A pituitary hormone called follicle stimulating hormone (FSH) aids in controlling the homeostasis of testosterone. The precise effect of FSH levels on the risk of prostate cancer (PC) diagnosis was mainly unclear, even though it was widely established that FSH levels rise with LHRH-agonist treatment for PC. For a study, researchers sought to analyze data at the population level to determine if FSH levels and PC diagnoses are related.

Between 1999 and 2018, all men (n=386,018) with a pre-PC diagnostic FSH level and full data were located in the Veterans Affairs Health System. Utilizing stratified Cox proportional hazards models, the relationship between FSH level and the interval between the FSH test and PC diagnosis was investigated. Age, year, race, body mass index, and Charlson comorbidity index were taken into account while creating multivariable models. Time to PC was modeled in two different ways due to nonproportional dangers with passing time: less than or around 4 years after an FSH test and more than 4 years after an FSH test.
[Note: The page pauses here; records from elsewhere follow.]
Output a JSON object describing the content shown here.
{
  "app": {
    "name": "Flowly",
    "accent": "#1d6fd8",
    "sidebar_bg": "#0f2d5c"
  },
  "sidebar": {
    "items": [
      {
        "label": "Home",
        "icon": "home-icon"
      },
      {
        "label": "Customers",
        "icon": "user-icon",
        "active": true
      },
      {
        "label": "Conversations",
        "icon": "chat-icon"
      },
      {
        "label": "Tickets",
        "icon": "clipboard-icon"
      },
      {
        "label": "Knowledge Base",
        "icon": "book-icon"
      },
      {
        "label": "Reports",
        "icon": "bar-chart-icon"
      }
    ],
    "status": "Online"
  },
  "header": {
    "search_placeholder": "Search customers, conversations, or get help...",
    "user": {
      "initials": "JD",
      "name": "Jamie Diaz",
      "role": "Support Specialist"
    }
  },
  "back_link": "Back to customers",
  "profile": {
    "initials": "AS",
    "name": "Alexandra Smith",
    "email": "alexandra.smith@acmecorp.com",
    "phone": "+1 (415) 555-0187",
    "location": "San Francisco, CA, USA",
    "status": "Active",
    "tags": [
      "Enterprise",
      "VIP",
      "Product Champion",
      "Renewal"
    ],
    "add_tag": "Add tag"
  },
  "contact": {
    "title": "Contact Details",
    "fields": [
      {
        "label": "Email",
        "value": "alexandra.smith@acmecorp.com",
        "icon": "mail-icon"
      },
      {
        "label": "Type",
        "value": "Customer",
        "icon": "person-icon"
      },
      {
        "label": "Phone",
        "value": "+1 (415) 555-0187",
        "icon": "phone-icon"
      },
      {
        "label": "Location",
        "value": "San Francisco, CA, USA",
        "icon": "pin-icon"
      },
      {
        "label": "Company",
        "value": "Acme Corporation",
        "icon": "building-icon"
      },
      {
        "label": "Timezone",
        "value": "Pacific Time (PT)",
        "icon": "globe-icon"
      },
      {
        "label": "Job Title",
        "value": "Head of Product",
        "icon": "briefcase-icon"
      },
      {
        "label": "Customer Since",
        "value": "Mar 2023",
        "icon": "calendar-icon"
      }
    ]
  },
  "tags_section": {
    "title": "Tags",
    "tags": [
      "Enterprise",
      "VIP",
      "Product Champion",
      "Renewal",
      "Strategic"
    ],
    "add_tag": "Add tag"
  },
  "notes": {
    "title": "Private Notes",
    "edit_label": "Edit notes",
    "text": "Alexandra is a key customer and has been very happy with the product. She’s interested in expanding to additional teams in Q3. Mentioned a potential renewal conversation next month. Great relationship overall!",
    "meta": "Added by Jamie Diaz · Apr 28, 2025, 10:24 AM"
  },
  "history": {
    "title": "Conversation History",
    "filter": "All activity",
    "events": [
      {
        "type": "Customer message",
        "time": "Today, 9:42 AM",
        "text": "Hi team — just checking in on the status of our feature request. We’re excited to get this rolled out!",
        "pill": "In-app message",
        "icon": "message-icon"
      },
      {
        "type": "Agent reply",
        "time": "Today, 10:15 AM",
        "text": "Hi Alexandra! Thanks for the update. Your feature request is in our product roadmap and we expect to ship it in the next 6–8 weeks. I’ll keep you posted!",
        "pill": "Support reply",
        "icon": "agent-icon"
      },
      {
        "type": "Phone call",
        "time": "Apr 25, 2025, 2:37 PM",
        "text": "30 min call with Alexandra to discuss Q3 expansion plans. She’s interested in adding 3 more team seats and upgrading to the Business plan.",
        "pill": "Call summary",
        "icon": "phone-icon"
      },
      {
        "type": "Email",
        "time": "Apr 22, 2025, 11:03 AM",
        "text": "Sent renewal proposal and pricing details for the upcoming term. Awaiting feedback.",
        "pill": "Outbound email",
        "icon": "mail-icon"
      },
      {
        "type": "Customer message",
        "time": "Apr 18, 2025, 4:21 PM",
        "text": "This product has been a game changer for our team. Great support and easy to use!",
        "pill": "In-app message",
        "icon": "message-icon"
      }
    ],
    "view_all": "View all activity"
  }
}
The initial FSH level’s median age was 64 years (interquartile range [IQR]: 54-72), the median year of the FSH was 2010 (IQR: 2005–2014), and 70% of the cohort was white. In addition, 17,519 males (4.5%) had PC at the end of a median follow-up of 76 months (IQR: 38-126), throughout which time. In the first 4 years following the FSH test, there was no correlation between the FSH and the time to PC diagnosis on multivariable analysis. On multivariable analysis, starting 4 years after the FSH test, a greater FSH level was associated with a decreased risk of PC with continuous modeling, but no connection was detected with log continuous or categorical modeling.

The relationships between FSH levels and PC risk were inconsistent in the population-level analysis of male veterans obtaining an FSH test for an unidentified clinical rationale, and they were probably caused by selection bias and confounding factors. Future research should take diverse study designs into account.

Reference: onlinelibrary.wiley.com/doi/10.1002/pros.24429